Friday, July 30, 2010

Still no transparency on Cabinet conflicts of interest

Back in June, I blogged about John Key's refusal to answer questions about conflicts of interest in his Cabinet. I thought this was unacceptable, so I asked him about it. DPMC refused to answer, on the spurious grounds that it would require "substantial collation and research".

That refusal is currently the subject of a complaint to the Ombudsman. But in the meantime, in the hope of getting at least some information out of them, I narrowed my request, asking specifically for information on the number of times the Prime Minister has been advised in writing of a serious conflict of interest that requires management, and for details on each instance. The number of times this has happened should be relatively small, meaning that DPMC couldn't refuse the request on the grounds that it required substantial collation and research. Some friends of mine made similarly narrow requests, seeking information on explicit declarations of a conflict, not receiving papers, and the transfer of decisions. Again, in a well-managed Cabinet, these should be rare occurrences, meaning no excuse that it was too much hard work.

All of those requests have also been refused. The reason is the same in each case:

No information exists in the form you have requested it. The Official Information Act does not require me to create information. Some information relevant to your request does exist, however, including advice provided by the Cabinet Office to the Prime Minister in his capacity as Chair of Cabinet. I am withholding this advice under [long list of OIA clauses]
Bluntly, this is bullshit. DPMC aren't being asked to "create" information. As they admit, the information already exists. What they are being asked to do is collate it. And they have a statutory duty to do so, unless it would impose an unreasonable administrative burden and a charge or extension cannot be agreed. As for the withholding reasons - privacy, confidentiality (yes, whether our Ministers are corrupt is "confidential"), Cabinet collective responsibility, confidential advice and free and frank expression - while some of these reasons may apply to specific cases (if, for example, a conflict was declared on a matter which has not yet been finalised and is therefore still under consideration), they must be assessed on a case-by-case basis and weighed against the public interest in disclosure (which is extremely strong). And there seems to be no good reason for not at least giving the number of occasions such events have occurred.

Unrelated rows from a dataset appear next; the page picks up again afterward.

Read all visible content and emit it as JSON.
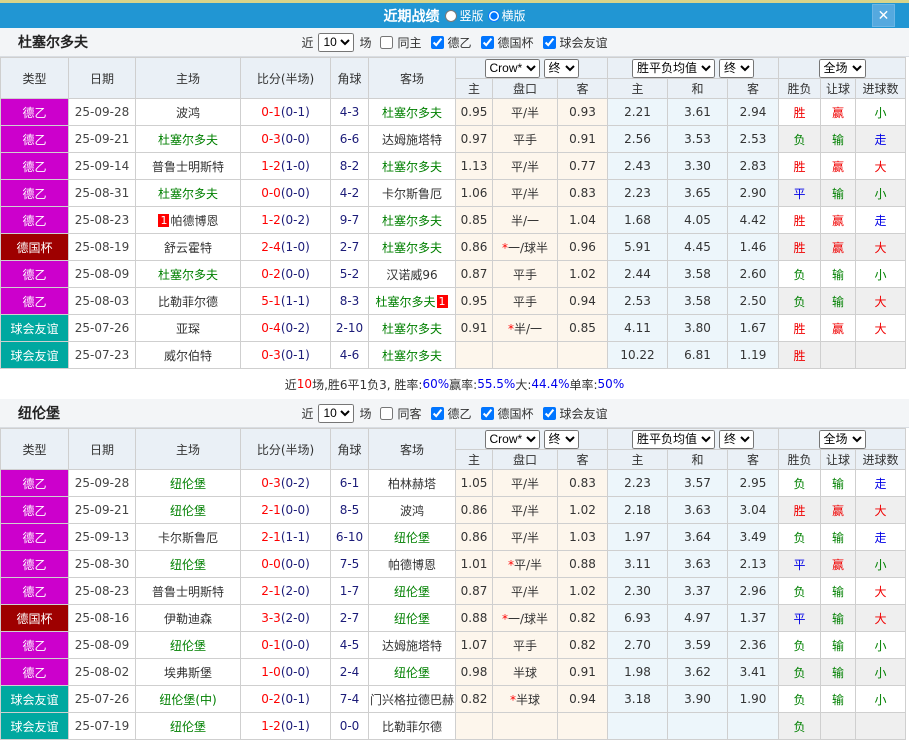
{
  "titlebar": {
    "title": "近期战绩",
    "radio_vertical": "竖版",
    "radio_horizontal": "横版",
    "close_glyph": "✕"
  },
  "type_colors": {
    "德乙": "#CC00CC",
    "德国杯": "#9E0000",
    "球会友谊": "#00A8A0"
  },
  "result_colors": {
    "胜": "#F00000",
    "负": "#008000",
    "平": "#0000E6",
    "赢": "#F00000",
    "输": "#008000",
    "走": "#0000E6",
    "大": "#F00000",
    "小": "#008000"
  },
  "table_header": {
    "cols": [
      "类型",
      "日期",
      "主场",
      "比分(半场)",
      "角球",
      "客场"
    ],
    "odds_select": "Crow*",
    "odds_final": "终",
    "mean_select": "胜平负均值",
    "mean_final": "终",
    "scope_select": "全场",
    "sub": [
      "主",
      "盘口",
      "客",
      "主",
      "和",
      "客",
      "胜负",
      "让球",
      "进球数"
    ]
  },
  "sections": [
    {
      "team": "杜塞尔多夫",
      "filter": {
        "near": "近",
        "games": "10",
        "games_unit": "场",
        "same": "同主",
        "same_checked": false,
        "leagues": [
          {
            "label": "德乙",
            "checked": true
          },
          {
            "label": "德国杯",
            "checked": true
          },
          {
            "label": "球会友谊",
            "checked": true
          }
        ]
      },
      "rows": [
        {
          "type": "德乙",
          "date": "25-09-28",
          "home": "波鸿",
          "home_focus": false,
          "score": "0-1",
          "half": "(0-1)",
          "corner": "4-3",
          "away": "杜塞尔多夫",
          "away_focus": true,
          "odds": [
            "0.95",
            "平/半",
            "0.93"
          ],
          "means": [
            "2.21",
            "3.61",
            "2.94"
          ],
          "results": [
            "胜",
            "赢",
            "小"
          ]
        },
        {
          "type": "德乙",
          "date": "25-09-21",
          "home": "杜塞尔多夫",
          "home_focus": true,
          "score": "0-3",
          "half": "(0-0)",
          "corner": "6-6",
          "away": "达姆施塔特",
          "away_focus": false,
          "odds": [
            "0.97",
            "平手",
            "0.91"
          ],
          "means": [
            "2.56",
            "3.53",
            "2.53"
          ],
          "results": [
            "负",
            "输",
            "走"
          ]
        },
        {
          "type": "德乙",
          "date": "25-09-14",
          "home": "普鲁士明斯特",
          "home_focus": false,
          "score": "1-2",
          "half": "(1-0)",
          "corner": "8-2",
          "away": "杜塞尔多夫",
          "away_focus": true,
          "odds": [
            "1.13",
            "平/半",
            "0.77"
          ],
          "means": [
            "2.43",
            "3.30",
            "2.83"
          ],
          "results": [
            "胜",
            "赢",
            "大"
          ]
        },
        {
          "type": "德乙",
          "date": "25-08-31",
          "home": "杜塞尔多夫",
          "home_focus": true,
          "score": "0-0",
          "half": "(0-0)",
          "corner": "4-2",
          "away": "卡尔斯鲁厄",
          "away_focus": false,
          "odds": [
            "1.06",
            "平/半",
            "0.83"
          ],
          "means": [
            "2.23",
            "3.65",
            "2.90"
          ],
          "results": [
            "平",
            "输",
            "小"
          ]
        },
        {
          "type": "德乙",
          "date": "25-08-23",
          "home": "帕德博恩",
          "home_focus": false,
          "home_badge": "1",
          "home_badge_pos": "before",
          "score": "1-2",
          "half": "(0-2)",
          "corner": "9-7",
          "away": "杜塞尔多夫",
          "away_focus": true,
          "odds": [
            "0.85",
            "半/一",
            "1.04"
          ],
          "means": [
            "1.68",
            "4.05",
            "4.42"
          ],
          "results": [
            "胜",
            "赢",
            "走"
          ]
        },
        {
          "type": "德国杯",
          "date": "25-08-19",
          "home": "舒云霍特",
          "home_focus": false,
          "score": "2-4",
          "half": "(1-0)",
          "corner": "2-7",
          "away": "杜塞尔多夫",
          "away_focus": true,
          "odds": [
            "0.86",
            "*一/球半",
            "0.96"
          ],
          "means": [
            "5.91",
            "4.45",
            "1.46"
          ],
          "results": [
            "胜",
            "赢",
            "大"
          ]
        },
        {
          "type": "德乙",
          "date": "25-08-09",
          "home": "杜塞尔多夫",
          "home_focus": true,
          "score": "0-2",
          "half": "(0-0)",
          "corner": "5-2",
          "away": "汉诺威96",
          "away_focus": false,
          "odds": [
            "0.87",
            "平手",
            "1.02"
          ],
          "means": [
            "2.44",
            "3.58",
            "2.60"
          ],
          "results": [
            "负",
            "输",
            "小"
          ]
        },
        {
          "type": "德乙",
          "date": "25-08-03",
          "home": "比勒菲尔德",
          "home_focus": false,
          "score": "5-1",
          "half": "(1-1)",
          "corner": "8-3",
          "away": "杜塞尔多夫",
          "away_focus": true,
          "away_badge": "1",
          "away_badge_pos": "after",
          "odds": [
            "0.95",
            "平手",
            "0.94"
          ],
          "means": [
            "2.53",
            "3.58",
            "2.50"
          ],
          "results": [
            "负",
            "输",
            "大"
          ]
        },
        {
          "type": "球会友谊",
          "date": "25-07-26",
          "home": "亚琛",
          "home_focus": false,
          "score": "0-4",
          "half": "(0-2)",
          "corner": "2-10",
          "away": "杜塞尔多夫",
          "away_focus": true,
          "odds": [
            "0.91",
            "*半/一",
            "0.85"
          ],
          "means": [
            "4.11",
            "3.80",
            "1.67"
          ],
          "results": [
            "胜",
            "赢",
            "大"
          ]
        },
        {
          "type": "球会友谊",
          "date": "25-07-23",
          "home": "威尔伯特",
          "home_focus": false,
          "score": "0-3",
          "half": "(0-1)",
          "corner": "4-6",
          "away": "杜塞尔多夫",
          "away_focus": true,
          "odds": [
            "",
            "",
            ""
          ],
          "means": [
            "10.22",
            "6.81",
            "1.19"
          ],
          "results": [
            "胜",
            "",
            ""
          ]
        }
      ],
      "summary": [
        {
          "text": "近",
          "color": "#333333"
        },
        {
          "text": "10",
          "color": "#FF0000"
        },
        {
          "text": "场,胜6平1负3, 胜率:",
          "color": "#333333"
        },
        {
          "text": "60%",
          "color": "#0000EE"
        },
        {
          "text": " 赢率:",
          "color": "#333333"
        },
        {
          "text": "55.5%",
          "color": "#0000EE"
        },
        {
          "text": " 大:",
          "color": "#333333"
        },
        {
          "text": "44.4%",
          "color": "#0000EE"
        },
        {
          "text": " 单率:",
          "color": "#333333"
        },
        {
          "text": "50%",
          "color": "#0000EE"
        }
      ]
    },
    {
      "team": "纽伦堡",
      "filter": {
        "near": "近",
        "games": "10",
        "games_unit": "场",
        "same": "同客",
        "same_checked": false,
        "leagues": [
          {
            "label": "德乙",
            "checked": true
          },
          {
            "label": "德国杯",
            "checked": true
          },
          {
            "label": "球会友谊",
            "checked": true
          }
        ]
      },
      "rows": [
        {
          "type": "德乙",
          "date": "25-09-28",
          "home": "纽伦堡",
          "home_focus": true,
          "score": "0-3",
          "half": "(0-2)",
          "corner": "6-1",
          "away": "柏林赫塔",
          "away_focus": false,
          "odds": [
            "1.05",
            "平/半",
            "0.83"
          ],
          "means": [
            "2.23",
            "3.57",
            "2.95"
          ],
          "results": [
            "负",
            "输",
            "走"
          ]
        },
        {
          "type": "德乙",
          "date": "25-09-21",
          "home": "纽伦堡",
          "home_focus": true,
          "score": "2-1",
          "half": "(0-0)",
          "corner": "8-5",
          "away": "波鸿",
          "away_focus": false,
          "odds": [
            "0.86",
            "平/半",
            "1.02"
          ],
          "means": [
            "2.18",
            "3.63",
            "3.04"
          ],
          "results": [
            "胜",
            "赢",
            "大"
          ]
        },
        {
          "type": "德乙",
          "date": "25-09-13",
          "home": "卡尔斯鲁厄",
          "home_focus": false,
          "score": "2-1",
          "half": "(1-1)",
          "corner": "6-10",
          "away": "纽伦堡",
          "away_focus": true,
          "odds": [
            "0.86",
            "平/半",
            "1.03"
          ],
          "means": [
            "1.97",
            "3.64",
            "3.49"
          ],
          "results": [
            "负",
            "输",
            "走"
          ]
        },
        {
          "type": "德乙",
          "date": "25-08-30",
          "home": "纽伦堡",
          "home_focus": true,
          "score": "0-0",
          "half": "(0-0)",
          "corner": "7-5",
          "away": "帕德博恩",
          "away_focus": false,
          "odds": [
            "1.01",
            "*平/半",
            "0.88"
          ],
          "means": [
            "3.11",
            "3.63",
            "2.13"
          ],
          "results": [
            "平",
            "赢",
            "小"
          ]
        },
        {
          "type": "德乙",
          "date": "25-08-23",
          "home": "普鲁士明斯特",
          "home_focus": false,
          "score": "2-1",
          "half": "(2-0)",
          "corner": "1-7",
          "away": "纽伦堡",
          "away_focus": true,
          "odds": [
            "0.87",
            "平/半",
            "1.02"
          ],
          "means": [
            "2.30",
            "3.37",
            "2.96"
          ],
          "results": [
            "负",
            "输",
            "大"
          ]
        },
        {
          "type": "德国杯",
          "date": "25-08-16",
          "home": "伊勒迪森",
          "home_focus": false,
          "score": "3-3",
          "half": "(2-0)",
          "corner": "2-7",
          "away": "纽伦堡",
          "away_focus": true,
          "odds": [
            "0.88",
            "*一/球半",
            "0.82"
          ],
          "means": [
            "6.93",
            "4.97",
            "1.37"
          ],
          "results": [
            "平",
            "输",
            "大"
          ]
        },
        {
          "type": "德乙",
          "date": "25-08-09",
          "home": "纽伦堡",
          "home_focus": true,
          "score": "0-1",
          "half": "(0-0)",
          "corner": "4-5",
          "away": "达姆施塔特",
          "away_focus": false,
          "odds": [
            "1.07",
            "平手",
            "0.82"
          ],
          "means": [
            "2.70",
            "3.59",
            "2.36"
          ],
          "results": [
            "负",
            "输",
            "小"
          ]
        },
        {
          "type": "德乙",
          "date": "25-08-02",
          "home": "埃弗斯堡",
          "home_focus": false,
          "score": "1-0",
          "half": "(0-0)",
          "corner": "2-4",
          "away": "纽伦堡",
          "away_focus": true,
          "odds": [
            "0.98",
            "半球",
            "0.91"
          ],
          "means": [
            "1.98",
            "3.62",
            "3.41"
          ],
          "results": [
            "负",
            "输",
            "小"
          ]
        },
        {
          "type": "球会友谊",
          "date": "25-07-26",
          "home": "纽伦堡(中)",
          "home_focus": true,
          "score": "0-2",
          "half": "(0-1)",
          "corner": "7-4",
          "away": "门兴格拉德巴赫",
          "away_focus": false,
          "odds": [
            "0.82",
            "*半球",
            "0.94"
          ],
          "means": [
            "3.18",
            "3.90",
            "1.90"
          ],
          "results": [
            "负",
            "输",
            "小"
          ]
        },
        {
          "type": "球会友谊",
          "date": "25-07-19",
          "home": "纽伦堡",
          "home_focus": true,
          "score": "1-2",
          "half": "(0-1)",
          "corner": "0-0",
          "away": "比勒菲尔德",
          "away_focus": false,
          "odds": [
            "",
            "",
            ""
          ],
          "means": [
            "",
            "",
            ""
          ],
          "results": [
            "负",
            "",
            ""
          ]
        }
      ],
      "summary": []
    }
  ]
}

Naturally, this has resulted in another complaint to the Ombudsman. In the meantime, I have come up with another avenue of attack. Keep watching this space.